- _Problem_: Provide the entries once more, identical in every word.

───── Data for review

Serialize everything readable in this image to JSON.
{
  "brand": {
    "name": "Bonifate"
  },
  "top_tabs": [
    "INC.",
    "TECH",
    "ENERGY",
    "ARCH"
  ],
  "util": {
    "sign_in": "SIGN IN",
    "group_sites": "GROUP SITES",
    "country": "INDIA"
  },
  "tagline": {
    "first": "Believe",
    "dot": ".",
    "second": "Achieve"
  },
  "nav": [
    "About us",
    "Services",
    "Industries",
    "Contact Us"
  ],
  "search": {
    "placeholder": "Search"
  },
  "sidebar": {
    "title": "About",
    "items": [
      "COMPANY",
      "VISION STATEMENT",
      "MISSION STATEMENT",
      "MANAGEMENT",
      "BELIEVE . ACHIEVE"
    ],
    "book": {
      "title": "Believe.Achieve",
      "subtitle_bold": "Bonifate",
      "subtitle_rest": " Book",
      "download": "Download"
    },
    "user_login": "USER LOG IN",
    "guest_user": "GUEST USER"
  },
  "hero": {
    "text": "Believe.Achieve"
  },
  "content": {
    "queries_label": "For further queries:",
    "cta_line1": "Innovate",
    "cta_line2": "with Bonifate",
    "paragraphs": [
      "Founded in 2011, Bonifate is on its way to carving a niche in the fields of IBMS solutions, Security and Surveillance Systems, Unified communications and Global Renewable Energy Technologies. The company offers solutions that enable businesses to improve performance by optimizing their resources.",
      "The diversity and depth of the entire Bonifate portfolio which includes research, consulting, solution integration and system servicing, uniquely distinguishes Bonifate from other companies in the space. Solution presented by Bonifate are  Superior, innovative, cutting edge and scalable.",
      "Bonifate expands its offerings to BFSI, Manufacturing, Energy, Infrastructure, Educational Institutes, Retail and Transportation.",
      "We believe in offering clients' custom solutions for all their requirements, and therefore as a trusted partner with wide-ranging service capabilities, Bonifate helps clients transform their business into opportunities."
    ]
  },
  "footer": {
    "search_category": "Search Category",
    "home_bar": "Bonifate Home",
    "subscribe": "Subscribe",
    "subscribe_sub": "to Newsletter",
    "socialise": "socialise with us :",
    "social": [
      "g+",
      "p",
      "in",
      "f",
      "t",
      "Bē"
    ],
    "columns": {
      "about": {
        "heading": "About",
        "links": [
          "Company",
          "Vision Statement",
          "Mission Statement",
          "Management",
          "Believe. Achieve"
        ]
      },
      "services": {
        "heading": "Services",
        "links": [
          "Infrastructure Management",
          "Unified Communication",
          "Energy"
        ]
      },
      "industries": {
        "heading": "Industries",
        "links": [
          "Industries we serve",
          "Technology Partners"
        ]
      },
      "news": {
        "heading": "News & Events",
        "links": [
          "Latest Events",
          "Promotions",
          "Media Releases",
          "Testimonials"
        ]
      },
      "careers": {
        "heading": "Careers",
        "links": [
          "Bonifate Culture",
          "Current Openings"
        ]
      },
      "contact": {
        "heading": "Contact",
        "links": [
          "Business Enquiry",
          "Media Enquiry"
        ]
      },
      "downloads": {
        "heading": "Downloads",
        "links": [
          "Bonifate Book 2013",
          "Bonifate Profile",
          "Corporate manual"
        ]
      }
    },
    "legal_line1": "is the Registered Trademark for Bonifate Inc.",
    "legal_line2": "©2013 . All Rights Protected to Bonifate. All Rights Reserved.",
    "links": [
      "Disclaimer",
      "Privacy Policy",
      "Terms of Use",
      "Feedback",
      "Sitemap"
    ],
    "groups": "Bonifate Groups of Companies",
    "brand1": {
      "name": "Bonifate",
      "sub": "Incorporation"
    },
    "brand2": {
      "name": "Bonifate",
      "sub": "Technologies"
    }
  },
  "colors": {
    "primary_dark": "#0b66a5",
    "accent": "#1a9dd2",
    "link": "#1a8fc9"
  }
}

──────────

- _Answer space_:
Serialize everything readable in this image to JSON.
{
  "brand": {
    "name": "Bonifate"
  },
  "top_tabs": [
    "INC.",
    "TECH",
    "ENERGY",
    "ARCH"
  ],
  "util": {
    "sign_in": "SIGN IN",
    "group_sites": "GROUP SITES",
    "country": "INDIA"
  },
  "tagline": {
    "first": "Believe",
    "dot": ".",
    "second": "Achieve"
  },
  "nav": [
    "About us",
    "Services",
    "Industries",
    "Contact Us"
  ],
  "search": {
    "placeholder": "Search"
  },
  "sidebar": {
    "title": "About",
    "items": [
      "COMPANY",
      "VISION STATEMENT",
      "MISSION STATEMENT",
      "MANAGEMENT",
      "BELIEVE . ACHIEVE"
    ],
    "book": {
      "title": "Believe.Achieve",
      "subtitle_bold": "Bonifate",
      "subtitle_rest": " Book",
      "download": "Download"
    },
    "user_login": "USER LOG IN",
    "guest_user": "GUEST USER"
  },
  "hero": {
    "text": "Believe.Achieve"
  },
  "content": {
    "queries_label": "For further queries:",
    "cta_line1": "Innovate",
    "cta_line2": "with Bonifate",
    "paragraphs": [
      "Founded in 2011, Bonifate is on its way to carving a niche in the fields of IBMS solutions, Security and Surveillance Systems, Unified communications and Global Renewable Energy Technologies. The company offers solutions that enable businesses to improve performance by optimizing their resources.",
      "The diversity and depth of the entire Bonifate portfolio which includes research, consulting, solution integration and system servicing, uniquely distinguishes Bonifate from other companies in the space. Solution presented by Bonifate are  Superior, innovative, cutting edge and scalable.",
      "Bonifate expands its offerings to BFSI, Manufacturing, Energy, Infrastructure, Educational Institutes, Retail and Transportation.",
      "We believe in offering clients' custom solutions for all their requirements, and therefore as a trusted partner with wide-ranging service capabilities, Bonifate helps clients transform their business into opportunities."
    ]
  },
  "footer": {
    "search_category": "Search Category",
    "home_bar": "Bonifate Home",
    "subscribe": "Subscribe",
    "subscribe_sub": "to Newsletter",
    "socialise": "socialise with us :",
    "social": [
      "g+",
      "p",
      "in",
      "f",
      "t",
      "Bē"
    ],
    "columns": {
      "about": {
        "heading": "About",
        "links": [
          "Company",
          "Vision Statement",
          "Mission Statement",
          "Management",
          "Believe. Achieve"
        ]
      },
      "services": {
        "heading": "Services",
        "links": [
          "Infrastructure Management",
          "Unified Communication",
          "Energy"
        ]
      },
      "industries": {
        "heading": "Industries",
        "links": [
          "Industries we serve",
          "Technology Partners"
        ]
      },
      "news": {
        "heading": "News & Events",
        "links": [
          "Latest Events",
          "Promotions",
          "Media Releases",
          "Testimonials"
        ]
      },
      "careers": {
        "heading": "Careers",
        "links": [
          "Bonifate Culture",
          "Current Openings"
        ]
      },
      "contact": {
        "heading": "Contact",
        "links": [
          "Business Enquiry",
          "Media Enquiry"
        ]
      },
      "downloads": {
        "heading": "Downloads",
        "links": [
          "Bonifate Book 2013",
          "Bonifate Profile",
          "Corporate manual"
        ]
      }
    },
    "legal_line1": "is the Registered Trademark for Bonifate Inc.",
    "legal_line2": "©2013 . All Rights Protected to Bonifate. All Rights Reserved.",
    "links": [
      "Disclaimer",
      "Privacy Policy",
      "Terms of Use",
      "Feedback",
      "Sitemap"
    ],
    "groups": "Bonifate Groups of Companies",
    "brand1": {
      "name": "Bonifate",
      "sub": "Incorporation"
    },
    "brand2": {
      "name": "Bonifate",
      "sub": "Technologies"
    }
  },
  "colors": {
    "primary_dark": "#0b66a5",
    "accent": "#1a9dd2",
    "link": "#1a8fc9"
  }
}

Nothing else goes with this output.